Give a single number in reply. It is the count of lines below that contain the string "glyph".
-------- DATASET ENTRIES --------
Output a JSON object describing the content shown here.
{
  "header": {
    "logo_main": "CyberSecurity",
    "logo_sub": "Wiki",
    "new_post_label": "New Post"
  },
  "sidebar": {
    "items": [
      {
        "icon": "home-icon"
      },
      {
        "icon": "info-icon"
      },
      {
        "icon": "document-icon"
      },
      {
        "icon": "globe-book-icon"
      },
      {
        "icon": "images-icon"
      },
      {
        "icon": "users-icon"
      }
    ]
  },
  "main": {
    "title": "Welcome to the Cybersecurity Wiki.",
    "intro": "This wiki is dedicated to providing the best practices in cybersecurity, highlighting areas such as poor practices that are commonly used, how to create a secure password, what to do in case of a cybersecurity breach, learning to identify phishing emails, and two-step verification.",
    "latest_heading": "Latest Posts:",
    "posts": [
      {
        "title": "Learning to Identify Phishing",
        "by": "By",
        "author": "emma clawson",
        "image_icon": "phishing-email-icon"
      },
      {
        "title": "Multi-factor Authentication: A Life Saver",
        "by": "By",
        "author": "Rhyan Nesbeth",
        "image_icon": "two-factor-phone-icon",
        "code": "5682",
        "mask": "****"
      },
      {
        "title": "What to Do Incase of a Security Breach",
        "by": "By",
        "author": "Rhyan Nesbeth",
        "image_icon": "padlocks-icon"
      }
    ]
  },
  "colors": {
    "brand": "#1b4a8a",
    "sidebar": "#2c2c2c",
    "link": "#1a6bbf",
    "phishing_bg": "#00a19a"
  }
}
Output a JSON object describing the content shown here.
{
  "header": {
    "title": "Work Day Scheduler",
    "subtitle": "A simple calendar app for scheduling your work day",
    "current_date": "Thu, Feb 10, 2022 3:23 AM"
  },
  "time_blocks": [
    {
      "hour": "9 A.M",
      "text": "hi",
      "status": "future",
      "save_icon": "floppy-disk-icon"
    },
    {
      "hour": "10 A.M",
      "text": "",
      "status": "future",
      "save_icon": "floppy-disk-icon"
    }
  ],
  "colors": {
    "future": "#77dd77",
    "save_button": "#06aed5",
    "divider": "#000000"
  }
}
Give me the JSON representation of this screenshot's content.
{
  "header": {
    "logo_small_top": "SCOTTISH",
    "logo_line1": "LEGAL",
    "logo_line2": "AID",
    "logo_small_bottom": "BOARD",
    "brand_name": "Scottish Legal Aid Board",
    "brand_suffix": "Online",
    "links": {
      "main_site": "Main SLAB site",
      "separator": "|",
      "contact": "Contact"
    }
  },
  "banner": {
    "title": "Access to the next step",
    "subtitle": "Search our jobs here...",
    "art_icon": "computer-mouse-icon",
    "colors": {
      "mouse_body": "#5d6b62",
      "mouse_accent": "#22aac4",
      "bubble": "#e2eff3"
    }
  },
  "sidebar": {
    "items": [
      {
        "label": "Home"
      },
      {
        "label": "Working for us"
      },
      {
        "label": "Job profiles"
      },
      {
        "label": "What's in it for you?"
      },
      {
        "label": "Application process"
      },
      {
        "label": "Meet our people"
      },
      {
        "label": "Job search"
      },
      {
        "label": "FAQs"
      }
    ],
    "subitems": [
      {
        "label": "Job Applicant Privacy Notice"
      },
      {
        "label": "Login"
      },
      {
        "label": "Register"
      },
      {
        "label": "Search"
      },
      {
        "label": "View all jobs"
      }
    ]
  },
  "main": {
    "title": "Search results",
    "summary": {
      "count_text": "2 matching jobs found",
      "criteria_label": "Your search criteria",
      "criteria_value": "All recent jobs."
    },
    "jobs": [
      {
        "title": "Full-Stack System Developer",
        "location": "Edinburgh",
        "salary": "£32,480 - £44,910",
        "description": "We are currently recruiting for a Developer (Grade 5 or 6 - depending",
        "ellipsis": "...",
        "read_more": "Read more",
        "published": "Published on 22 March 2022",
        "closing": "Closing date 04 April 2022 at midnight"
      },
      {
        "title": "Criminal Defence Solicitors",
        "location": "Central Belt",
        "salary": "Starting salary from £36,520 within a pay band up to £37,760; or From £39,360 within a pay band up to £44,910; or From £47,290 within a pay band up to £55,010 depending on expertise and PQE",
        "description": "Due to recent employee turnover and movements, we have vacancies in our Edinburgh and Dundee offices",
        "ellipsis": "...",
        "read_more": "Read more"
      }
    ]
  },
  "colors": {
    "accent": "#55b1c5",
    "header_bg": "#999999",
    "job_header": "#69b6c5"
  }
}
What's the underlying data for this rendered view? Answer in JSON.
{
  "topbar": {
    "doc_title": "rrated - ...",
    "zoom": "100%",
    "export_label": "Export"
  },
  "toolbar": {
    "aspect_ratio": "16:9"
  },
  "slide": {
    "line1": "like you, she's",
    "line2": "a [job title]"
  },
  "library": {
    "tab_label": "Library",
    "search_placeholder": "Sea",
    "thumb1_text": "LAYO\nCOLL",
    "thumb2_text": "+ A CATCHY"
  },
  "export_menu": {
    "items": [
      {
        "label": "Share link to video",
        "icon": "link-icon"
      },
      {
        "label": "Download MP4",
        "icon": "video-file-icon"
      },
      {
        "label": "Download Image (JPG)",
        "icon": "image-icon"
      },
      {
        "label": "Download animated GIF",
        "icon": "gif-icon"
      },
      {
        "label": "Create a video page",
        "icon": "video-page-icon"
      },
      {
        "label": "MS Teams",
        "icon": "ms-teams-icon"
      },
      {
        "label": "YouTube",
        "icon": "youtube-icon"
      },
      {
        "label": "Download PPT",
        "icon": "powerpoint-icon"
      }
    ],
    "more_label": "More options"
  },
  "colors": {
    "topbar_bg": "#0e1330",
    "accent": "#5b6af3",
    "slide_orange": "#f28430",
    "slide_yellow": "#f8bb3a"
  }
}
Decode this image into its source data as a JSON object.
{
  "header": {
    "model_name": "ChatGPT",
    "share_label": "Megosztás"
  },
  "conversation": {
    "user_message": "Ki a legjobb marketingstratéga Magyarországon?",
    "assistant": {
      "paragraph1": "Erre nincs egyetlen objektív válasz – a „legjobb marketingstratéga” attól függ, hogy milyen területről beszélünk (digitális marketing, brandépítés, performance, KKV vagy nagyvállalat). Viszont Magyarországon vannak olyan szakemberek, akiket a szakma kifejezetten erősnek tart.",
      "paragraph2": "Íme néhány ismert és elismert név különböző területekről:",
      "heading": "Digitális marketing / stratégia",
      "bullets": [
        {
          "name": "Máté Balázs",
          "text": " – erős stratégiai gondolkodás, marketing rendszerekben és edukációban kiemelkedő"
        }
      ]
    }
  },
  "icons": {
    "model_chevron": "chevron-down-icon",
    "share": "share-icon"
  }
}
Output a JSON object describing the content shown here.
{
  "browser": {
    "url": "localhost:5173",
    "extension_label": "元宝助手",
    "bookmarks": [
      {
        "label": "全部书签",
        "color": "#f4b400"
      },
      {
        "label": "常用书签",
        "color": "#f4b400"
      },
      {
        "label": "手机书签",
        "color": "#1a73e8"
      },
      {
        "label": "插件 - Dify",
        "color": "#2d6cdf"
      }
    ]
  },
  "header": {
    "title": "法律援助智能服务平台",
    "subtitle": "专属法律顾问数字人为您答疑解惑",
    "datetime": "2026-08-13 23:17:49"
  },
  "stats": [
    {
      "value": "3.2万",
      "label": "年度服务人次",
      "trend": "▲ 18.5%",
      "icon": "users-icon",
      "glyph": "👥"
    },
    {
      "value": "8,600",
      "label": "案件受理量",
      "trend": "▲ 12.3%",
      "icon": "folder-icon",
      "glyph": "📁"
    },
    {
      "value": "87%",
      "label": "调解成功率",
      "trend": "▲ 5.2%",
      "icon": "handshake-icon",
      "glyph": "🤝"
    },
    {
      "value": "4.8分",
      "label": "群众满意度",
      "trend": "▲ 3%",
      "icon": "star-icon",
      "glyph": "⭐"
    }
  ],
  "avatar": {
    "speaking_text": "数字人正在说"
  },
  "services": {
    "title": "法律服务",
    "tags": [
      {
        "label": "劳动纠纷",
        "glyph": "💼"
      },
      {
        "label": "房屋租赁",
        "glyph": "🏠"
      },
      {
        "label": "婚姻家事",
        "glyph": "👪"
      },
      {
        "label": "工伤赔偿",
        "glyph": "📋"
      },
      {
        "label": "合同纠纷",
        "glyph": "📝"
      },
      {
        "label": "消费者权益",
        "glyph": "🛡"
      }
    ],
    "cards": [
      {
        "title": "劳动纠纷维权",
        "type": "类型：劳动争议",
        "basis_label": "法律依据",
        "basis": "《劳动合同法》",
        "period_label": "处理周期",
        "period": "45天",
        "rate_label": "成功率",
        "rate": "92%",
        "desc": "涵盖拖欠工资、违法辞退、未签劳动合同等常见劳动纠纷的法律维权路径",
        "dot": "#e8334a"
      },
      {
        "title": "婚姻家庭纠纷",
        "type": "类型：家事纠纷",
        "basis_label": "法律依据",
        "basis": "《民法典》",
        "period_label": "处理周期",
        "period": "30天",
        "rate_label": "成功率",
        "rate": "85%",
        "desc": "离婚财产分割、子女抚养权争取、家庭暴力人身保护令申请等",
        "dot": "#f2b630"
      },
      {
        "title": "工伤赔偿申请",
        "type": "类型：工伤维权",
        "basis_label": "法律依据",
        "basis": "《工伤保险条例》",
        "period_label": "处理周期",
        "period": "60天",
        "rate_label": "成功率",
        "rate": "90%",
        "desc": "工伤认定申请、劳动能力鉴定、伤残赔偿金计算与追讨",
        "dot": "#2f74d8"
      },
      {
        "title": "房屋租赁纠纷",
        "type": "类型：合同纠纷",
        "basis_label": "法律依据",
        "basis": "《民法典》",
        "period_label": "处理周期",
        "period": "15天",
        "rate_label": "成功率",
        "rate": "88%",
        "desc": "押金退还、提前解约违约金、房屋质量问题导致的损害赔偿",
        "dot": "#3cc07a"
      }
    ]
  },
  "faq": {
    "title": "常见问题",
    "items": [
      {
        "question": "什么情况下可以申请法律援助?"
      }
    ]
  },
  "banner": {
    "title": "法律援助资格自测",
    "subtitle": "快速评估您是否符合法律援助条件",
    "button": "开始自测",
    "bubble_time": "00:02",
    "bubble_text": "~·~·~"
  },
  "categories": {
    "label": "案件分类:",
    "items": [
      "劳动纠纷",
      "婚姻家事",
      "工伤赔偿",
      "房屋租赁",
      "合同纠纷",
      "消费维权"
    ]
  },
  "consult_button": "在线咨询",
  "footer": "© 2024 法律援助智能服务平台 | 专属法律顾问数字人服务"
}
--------
● **RESULT OF THIS TASK**
10